> Directions for this task: Write out again, exactly as they stand, the line that includes "Read all visible content and emit it as JSON." and all remaining lines of the entries.

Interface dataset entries
##########

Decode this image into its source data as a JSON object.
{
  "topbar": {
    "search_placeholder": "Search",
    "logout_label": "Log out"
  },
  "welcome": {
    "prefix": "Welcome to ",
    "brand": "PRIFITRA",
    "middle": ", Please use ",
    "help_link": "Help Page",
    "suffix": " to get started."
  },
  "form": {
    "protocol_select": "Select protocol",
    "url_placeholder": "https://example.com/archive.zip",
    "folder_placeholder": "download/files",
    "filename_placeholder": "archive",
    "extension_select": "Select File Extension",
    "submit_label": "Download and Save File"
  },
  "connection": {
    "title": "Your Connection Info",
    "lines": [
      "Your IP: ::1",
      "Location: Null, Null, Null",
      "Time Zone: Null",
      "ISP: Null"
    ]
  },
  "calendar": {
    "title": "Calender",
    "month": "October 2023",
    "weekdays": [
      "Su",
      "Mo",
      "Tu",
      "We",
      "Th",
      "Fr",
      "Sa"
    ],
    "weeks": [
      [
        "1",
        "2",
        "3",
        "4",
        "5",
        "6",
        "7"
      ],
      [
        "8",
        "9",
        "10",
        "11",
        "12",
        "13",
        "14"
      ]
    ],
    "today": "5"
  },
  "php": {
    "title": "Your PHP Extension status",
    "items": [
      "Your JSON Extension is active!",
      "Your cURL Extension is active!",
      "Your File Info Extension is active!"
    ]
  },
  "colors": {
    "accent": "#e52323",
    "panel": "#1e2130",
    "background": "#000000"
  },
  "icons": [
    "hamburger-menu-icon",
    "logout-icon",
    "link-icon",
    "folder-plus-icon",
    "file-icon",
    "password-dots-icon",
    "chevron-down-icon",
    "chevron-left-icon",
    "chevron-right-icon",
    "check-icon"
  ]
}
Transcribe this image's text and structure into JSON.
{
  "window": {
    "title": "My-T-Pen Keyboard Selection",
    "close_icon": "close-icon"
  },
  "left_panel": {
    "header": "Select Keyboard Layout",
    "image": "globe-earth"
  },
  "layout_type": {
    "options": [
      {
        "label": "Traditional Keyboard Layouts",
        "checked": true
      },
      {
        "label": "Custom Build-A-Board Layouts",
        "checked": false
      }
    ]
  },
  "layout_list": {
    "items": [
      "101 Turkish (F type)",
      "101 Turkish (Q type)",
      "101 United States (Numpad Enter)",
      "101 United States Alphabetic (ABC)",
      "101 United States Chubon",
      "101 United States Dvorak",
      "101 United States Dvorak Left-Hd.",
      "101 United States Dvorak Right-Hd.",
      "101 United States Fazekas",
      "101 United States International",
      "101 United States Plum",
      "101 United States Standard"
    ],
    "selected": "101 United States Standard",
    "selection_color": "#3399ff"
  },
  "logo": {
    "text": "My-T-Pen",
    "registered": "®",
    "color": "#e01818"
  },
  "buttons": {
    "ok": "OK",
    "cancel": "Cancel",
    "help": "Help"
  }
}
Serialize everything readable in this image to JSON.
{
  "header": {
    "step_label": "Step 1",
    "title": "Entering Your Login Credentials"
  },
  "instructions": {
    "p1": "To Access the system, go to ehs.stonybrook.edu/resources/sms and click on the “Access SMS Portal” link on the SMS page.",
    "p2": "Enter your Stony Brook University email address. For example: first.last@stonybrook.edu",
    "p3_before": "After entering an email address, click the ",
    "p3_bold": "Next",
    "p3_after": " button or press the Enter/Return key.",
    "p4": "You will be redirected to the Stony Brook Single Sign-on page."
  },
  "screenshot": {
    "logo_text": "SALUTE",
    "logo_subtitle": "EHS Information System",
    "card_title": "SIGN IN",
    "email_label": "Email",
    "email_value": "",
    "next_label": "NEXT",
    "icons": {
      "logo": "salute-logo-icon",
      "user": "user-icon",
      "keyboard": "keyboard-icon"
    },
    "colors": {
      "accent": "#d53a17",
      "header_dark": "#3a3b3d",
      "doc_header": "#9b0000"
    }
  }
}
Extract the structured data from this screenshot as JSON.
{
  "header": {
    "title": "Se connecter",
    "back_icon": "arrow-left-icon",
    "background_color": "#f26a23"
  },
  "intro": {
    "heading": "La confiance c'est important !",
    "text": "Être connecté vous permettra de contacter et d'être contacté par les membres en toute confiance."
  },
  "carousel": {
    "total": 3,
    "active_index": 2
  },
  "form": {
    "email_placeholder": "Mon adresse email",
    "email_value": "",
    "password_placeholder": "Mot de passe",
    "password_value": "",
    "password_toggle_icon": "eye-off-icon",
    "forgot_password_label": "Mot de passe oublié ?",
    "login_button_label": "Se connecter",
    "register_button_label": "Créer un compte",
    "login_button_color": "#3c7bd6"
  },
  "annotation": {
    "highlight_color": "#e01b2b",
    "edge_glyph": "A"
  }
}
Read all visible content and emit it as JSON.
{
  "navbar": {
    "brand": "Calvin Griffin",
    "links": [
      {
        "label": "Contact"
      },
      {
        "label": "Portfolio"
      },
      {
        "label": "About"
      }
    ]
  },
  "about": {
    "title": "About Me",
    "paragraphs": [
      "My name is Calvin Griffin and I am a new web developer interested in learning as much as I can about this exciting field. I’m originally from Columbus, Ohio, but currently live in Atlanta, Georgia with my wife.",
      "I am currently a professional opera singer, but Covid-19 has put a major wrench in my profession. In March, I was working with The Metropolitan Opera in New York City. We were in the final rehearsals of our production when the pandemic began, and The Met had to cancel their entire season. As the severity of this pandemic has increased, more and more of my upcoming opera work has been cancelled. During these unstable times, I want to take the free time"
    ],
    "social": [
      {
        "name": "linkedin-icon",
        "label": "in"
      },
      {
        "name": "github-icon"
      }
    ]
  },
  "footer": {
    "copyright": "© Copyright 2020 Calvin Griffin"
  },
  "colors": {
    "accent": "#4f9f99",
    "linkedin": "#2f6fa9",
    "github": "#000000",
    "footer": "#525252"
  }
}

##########

> Exercise answer:
Read all visible content and emit it as JSON.
{
  "navbar": {
    "brand": "Calvin Griffin",
    "links": [
      {
        "label": "Contact"
      },
      {
        "label": "Portfolio"
      },
      {
        "label": "About"
      }
    ]
  },
  "about": {
    "title": "About Me",
    "paragraphs": [
      "My name is Calvin Griffin and I am a new web developer interested in learning as much as I can about this exciting field. I’m originally from Columbus, Ohio, but currently live in Atlanta, Georgia with my wife.",
      "I am currently a professional opera singer, but Covid-19 has put a major wrench in my profession. In March, I was working with The Metropolitan Opera in New York City. We were in the final rehearsals of our production when the pandemic began, and The Met had to cancel their entire season. As the severity of this pandemic has increased, more and more of my upcoming opera work has been cancelled. During these unstable times, I want to take the free time"
    ],
    "social": [
      {
        "name": "linkedin-icon",
        "label": "in"
      },
      {
        "name": "github-icon"
      }
    ]
  },
  "footer": {
    "copyright": "© Copyright 2020 Calvin Griffin"
  },
  "colors": {
    "accent": "#4f9f99",
    "linkedin": "#2f6fa9",
    "github": "#000000",
    "footer": "#525252"
  }
}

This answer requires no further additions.